= Task goal =
Tell how many lines in the data contain the string "month", using a single number as the whole reply.

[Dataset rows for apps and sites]
======

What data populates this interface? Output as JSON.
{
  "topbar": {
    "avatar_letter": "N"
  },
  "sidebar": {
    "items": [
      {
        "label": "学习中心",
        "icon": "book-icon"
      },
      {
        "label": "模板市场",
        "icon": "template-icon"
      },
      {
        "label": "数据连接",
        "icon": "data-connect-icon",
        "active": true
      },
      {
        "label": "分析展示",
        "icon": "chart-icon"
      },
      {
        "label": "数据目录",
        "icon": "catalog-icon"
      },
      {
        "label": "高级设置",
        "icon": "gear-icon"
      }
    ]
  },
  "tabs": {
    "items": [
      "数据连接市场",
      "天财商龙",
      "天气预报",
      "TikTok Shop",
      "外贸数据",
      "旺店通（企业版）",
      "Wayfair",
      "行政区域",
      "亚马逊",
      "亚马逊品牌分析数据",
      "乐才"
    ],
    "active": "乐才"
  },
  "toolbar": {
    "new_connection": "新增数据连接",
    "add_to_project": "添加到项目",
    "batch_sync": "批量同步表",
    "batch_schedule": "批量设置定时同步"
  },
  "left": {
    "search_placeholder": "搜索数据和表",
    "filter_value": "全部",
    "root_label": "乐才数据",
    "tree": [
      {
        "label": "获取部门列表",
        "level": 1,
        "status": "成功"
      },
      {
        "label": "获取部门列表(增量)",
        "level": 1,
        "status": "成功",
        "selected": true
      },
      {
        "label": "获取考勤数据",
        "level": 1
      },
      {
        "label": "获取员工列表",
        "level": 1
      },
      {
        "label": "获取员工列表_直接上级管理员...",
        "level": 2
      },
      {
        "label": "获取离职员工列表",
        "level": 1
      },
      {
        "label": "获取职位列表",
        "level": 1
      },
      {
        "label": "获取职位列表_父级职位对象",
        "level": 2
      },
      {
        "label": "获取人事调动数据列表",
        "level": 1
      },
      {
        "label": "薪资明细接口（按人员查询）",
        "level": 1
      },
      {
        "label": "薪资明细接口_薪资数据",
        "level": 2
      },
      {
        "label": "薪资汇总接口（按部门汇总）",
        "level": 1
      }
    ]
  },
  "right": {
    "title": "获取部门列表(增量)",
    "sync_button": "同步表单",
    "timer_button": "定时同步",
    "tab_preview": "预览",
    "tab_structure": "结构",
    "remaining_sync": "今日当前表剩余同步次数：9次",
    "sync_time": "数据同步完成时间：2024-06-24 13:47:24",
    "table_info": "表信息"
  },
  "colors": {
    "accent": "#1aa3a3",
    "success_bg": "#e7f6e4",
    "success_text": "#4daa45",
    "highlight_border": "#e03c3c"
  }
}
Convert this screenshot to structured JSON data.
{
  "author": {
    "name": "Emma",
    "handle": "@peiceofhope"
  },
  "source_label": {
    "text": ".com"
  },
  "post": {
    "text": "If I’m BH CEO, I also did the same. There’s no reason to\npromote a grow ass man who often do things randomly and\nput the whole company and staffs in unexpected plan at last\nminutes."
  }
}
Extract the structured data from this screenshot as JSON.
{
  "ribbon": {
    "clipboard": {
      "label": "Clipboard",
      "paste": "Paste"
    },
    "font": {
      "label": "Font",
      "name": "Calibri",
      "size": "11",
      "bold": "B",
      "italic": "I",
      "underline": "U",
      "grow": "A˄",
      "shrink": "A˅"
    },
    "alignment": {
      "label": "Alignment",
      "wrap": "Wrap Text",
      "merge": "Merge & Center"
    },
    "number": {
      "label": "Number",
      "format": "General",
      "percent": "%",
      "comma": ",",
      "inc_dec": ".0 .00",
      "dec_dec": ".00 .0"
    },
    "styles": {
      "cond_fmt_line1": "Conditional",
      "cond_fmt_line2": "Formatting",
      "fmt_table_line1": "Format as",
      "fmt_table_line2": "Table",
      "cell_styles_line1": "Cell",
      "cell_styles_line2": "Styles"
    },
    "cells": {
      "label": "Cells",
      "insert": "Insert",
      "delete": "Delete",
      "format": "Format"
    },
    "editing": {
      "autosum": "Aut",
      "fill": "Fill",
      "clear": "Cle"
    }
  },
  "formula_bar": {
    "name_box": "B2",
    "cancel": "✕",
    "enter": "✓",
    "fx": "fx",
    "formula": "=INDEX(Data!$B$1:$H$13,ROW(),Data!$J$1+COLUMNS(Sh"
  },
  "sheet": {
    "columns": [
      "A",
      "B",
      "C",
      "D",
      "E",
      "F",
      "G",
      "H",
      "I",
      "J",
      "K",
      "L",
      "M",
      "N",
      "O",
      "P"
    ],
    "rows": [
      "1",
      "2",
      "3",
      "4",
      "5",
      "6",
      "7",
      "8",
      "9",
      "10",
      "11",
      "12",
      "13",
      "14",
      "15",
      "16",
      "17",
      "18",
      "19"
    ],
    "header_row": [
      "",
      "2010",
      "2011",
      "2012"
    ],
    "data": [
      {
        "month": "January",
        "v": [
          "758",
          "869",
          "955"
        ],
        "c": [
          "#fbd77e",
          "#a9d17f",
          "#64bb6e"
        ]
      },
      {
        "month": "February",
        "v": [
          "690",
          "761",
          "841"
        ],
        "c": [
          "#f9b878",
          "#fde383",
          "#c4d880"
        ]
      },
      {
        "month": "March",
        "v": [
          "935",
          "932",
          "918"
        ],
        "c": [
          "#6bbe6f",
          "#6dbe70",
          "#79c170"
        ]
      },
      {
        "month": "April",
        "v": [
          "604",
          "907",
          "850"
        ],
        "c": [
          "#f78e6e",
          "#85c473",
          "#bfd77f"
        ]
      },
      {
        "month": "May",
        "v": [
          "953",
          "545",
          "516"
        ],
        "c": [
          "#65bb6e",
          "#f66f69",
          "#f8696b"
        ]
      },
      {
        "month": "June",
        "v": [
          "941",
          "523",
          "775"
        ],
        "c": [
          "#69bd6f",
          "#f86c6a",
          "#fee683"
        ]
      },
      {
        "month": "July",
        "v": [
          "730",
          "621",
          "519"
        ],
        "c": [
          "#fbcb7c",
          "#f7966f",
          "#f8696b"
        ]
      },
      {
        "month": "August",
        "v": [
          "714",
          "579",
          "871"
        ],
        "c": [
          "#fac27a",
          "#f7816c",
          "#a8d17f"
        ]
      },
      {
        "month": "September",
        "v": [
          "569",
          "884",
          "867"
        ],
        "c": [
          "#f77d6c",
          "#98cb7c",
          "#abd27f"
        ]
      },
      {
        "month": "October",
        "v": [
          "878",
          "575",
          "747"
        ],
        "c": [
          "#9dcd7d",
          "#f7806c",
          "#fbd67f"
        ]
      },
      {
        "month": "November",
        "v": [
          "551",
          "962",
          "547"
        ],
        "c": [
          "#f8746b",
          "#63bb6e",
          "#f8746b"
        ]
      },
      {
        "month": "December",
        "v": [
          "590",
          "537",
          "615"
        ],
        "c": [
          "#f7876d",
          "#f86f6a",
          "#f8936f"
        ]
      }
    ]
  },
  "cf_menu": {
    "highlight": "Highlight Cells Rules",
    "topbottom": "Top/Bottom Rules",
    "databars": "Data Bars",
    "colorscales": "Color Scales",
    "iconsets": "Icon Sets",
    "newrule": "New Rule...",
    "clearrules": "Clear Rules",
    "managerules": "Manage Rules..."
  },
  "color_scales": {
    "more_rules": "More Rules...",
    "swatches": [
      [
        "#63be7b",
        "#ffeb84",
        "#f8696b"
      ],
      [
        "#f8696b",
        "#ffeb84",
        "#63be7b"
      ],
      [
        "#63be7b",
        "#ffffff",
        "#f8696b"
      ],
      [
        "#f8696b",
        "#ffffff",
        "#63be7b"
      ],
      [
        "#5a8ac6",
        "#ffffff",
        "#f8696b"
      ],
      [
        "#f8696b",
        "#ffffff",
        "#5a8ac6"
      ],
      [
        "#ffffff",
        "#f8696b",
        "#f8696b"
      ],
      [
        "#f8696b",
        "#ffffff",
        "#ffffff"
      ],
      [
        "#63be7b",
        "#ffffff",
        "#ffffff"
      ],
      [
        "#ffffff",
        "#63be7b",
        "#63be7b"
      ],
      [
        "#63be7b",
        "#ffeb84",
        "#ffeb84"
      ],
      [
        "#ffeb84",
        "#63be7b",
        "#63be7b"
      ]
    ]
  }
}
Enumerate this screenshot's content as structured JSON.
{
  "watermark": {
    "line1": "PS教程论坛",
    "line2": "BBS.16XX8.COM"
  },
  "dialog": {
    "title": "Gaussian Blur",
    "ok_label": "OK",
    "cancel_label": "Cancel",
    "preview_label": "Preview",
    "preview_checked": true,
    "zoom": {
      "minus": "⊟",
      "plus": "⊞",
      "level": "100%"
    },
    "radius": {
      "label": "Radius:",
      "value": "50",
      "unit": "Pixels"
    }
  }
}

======

= Response for this exercise =
12